## DATA FOR ANALYSIS
=== Section Start ===
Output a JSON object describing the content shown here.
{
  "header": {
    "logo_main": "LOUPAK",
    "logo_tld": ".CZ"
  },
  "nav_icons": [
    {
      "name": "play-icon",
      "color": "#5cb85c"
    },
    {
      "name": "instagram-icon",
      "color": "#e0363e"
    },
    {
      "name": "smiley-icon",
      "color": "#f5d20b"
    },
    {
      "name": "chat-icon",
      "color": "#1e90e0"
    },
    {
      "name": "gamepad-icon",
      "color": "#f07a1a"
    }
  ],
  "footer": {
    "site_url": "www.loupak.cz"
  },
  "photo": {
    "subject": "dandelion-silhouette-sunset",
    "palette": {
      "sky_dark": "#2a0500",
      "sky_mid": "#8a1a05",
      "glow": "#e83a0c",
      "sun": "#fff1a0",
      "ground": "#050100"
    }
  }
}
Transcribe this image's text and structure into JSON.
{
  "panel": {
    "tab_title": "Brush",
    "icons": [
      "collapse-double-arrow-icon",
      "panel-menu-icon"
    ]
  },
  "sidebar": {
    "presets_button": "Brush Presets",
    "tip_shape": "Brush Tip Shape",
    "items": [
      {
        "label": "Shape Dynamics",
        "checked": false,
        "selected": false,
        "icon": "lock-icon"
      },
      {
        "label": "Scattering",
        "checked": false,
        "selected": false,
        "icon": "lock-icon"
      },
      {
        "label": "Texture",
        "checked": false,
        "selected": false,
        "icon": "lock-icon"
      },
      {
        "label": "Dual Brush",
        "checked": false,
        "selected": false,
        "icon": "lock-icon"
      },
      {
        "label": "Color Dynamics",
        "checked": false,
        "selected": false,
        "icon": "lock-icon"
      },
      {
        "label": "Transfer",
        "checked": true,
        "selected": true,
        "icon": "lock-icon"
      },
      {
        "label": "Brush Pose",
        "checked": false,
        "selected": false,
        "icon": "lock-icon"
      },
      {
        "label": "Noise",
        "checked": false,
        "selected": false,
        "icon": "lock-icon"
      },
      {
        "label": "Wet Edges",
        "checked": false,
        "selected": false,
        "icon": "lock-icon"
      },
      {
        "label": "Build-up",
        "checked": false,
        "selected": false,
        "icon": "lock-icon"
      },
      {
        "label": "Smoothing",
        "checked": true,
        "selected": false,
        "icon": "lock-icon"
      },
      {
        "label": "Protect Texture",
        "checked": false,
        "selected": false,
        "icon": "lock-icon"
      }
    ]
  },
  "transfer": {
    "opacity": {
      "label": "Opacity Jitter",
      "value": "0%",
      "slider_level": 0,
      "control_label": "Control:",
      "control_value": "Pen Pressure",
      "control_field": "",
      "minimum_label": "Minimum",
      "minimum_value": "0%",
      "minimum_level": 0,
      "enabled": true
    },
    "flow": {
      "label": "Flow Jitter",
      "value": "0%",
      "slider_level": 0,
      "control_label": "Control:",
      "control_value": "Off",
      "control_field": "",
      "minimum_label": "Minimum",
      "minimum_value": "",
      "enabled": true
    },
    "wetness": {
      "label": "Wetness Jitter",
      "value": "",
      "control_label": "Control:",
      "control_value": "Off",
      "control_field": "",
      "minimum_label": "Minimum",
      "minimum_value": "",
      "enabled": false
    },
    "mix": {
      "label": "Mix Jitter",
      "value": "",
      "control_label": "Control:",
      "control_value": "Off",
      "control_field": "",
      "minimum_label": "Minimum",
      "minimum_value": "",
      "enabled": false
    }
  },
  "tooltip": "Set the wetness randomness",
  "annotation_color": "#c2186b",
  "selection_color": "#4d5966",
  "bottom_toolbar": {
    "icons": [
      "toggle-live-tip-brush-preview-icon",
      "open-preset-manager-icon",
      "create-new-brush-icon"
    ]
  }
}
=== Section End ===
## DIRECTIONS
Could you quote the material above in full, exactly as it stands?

## EXERCISE RESULT
Output a JSON object describing the content shown here.
{
  "header": {
    "logo_main": "LOUPAK",
    "logo_tld": ".CZ"
  },
  "nav_icons": [
    {
      "name": "play-icon",
      "color": "#5cb85c"
    },
    {
      "name": "instagram-icon",
      "color": "#e0363e"
    },
    {
      "name": "smiley-icon",
      "color": "#f5d20b"
    },
    {
      "name": "chat-icon",
      "color": "#1e90e0"
    },
    {
      "name": "gamepad-icon",
      "color": "#f07a1a"
    }
  ],
  "footer": {
    "site_url": "www.loupak.cz"
  },
  "photo": {
    "subject": "dandelion-silhouette-sunset",
    "palette": {
      "sky_dark": "#2a0500",
      "sky_mid": "#8a1a05",
      "glow": "#e83a0c",
      "sun": "#fff1a0",
      "ground": "#050100"
    }
  }
}
Transcribe this image's text and structure into JSON.
{
  "panel": {
    "tab_title": "Brush",
    "icons": [
      "collapse-double-arrow-icon",
      "panel-menu-icon"
    ]
  },
  "sidebar": {
    "presets_button": "Brush Presets",
    "tip_shape": "Brush Tip Shape",
    "items": [
      {
        "label": "Shape Dynamics",
        "checked": false,
        "selected": false,
        "icon": "lock-icon"
      },
      {
        "label": "Scattering",
        "checked": false,
        "selected": false,
        "icon": "lock-icon"
      },
      {
        "label": "Texture",
        "checked": false,
        "selected": false,
        "icon": "lock-icon"
      },
      {
        "label": "Dual Brush",
        "checked": false,
        "selected": false,
        "icon": "lock-icon"
      },
      {
        "label": "Color Dynamics",
        "checked": false,
        "selected": false,
        "icon": "lock-icon"
      },
      {
        "label": "Transfer",
        "checked": true,
        "selected": true,
        "icon": "lock-icon"
      },
      {
        "label": "Brush Pose",
        "checked": false,
        "selected": false,
        "icon": "lock-icon"
      },
      {
        "label": "Noise",
        "checked": false,
        "selected": false,
        "icon": "lock-icon"
      },
      {
        "label": "Wet Edges",
        "checked": false,
        "selected": false,
        "icon": "lock-icon"
      },
      {
        "label": "Build-up",
        "checked": false,
        "selected": false,
        "icon": "lock-icon"
      },
      {
        "label": "Smoothing",
        "checked": true,
        "selected": false,
        "icon": "lock-icon"
      },
      {
        "label": "Protect Texture",
        "checked": false,
        "selected": false,
        "icon": "lock-icon"
      }
    ]
  },
  "transfer": {
    "opacity": {
      "label": "Opacity Jitter",
      "value": "0%",
      "slider_level": 0,
      "control_label": "Control:",
      "control_value": "Pen Pressure",
      "control_field": "",
      "minimum_label": "Minimum",
      "minimum_value": "0%",
      "minimum_level": 0,
      "enabled": true
    },
    "flow": {
      "label": "Flow Jitter",
      "value": "0%",
      "slider_level": 0,
      "control_label": "Control:",
      "control_value": "Off",
      "control_field": "",
      "minimum_label": "Minimum",
      "minimum_value": "",
      "enabled": true
    },
    "wetness": {
      "label": "Wetness Jitter",
      "value": "",
      "control_label": "Control:",
      "control_value": "Off",
      "control_field": "",
      "minimum_label": "Minimum",
      "minimum_value": "",
      "enabled": false
    },
    "mix": {
      "label": "Mix Jitter",
      "value": "",
      "control_label": "Control:",
      "control_value": "Off",
      "control_field": "",
      "minimum_label": "Minimum",
      "minimum_value": "",
      "enabled": false
    }
  },
  "tooltip": "Set the wetness randomness",
  "annotation_color": "#c2186b",
  "selection_color": "#4d5966",
  "bottom_toolbar": {
    "icons": [
      "toggle-live-tip-brush-preview-icon",
      "open-preset-manager-icon",
      "create-new-brush-icon"
    ]
  }
}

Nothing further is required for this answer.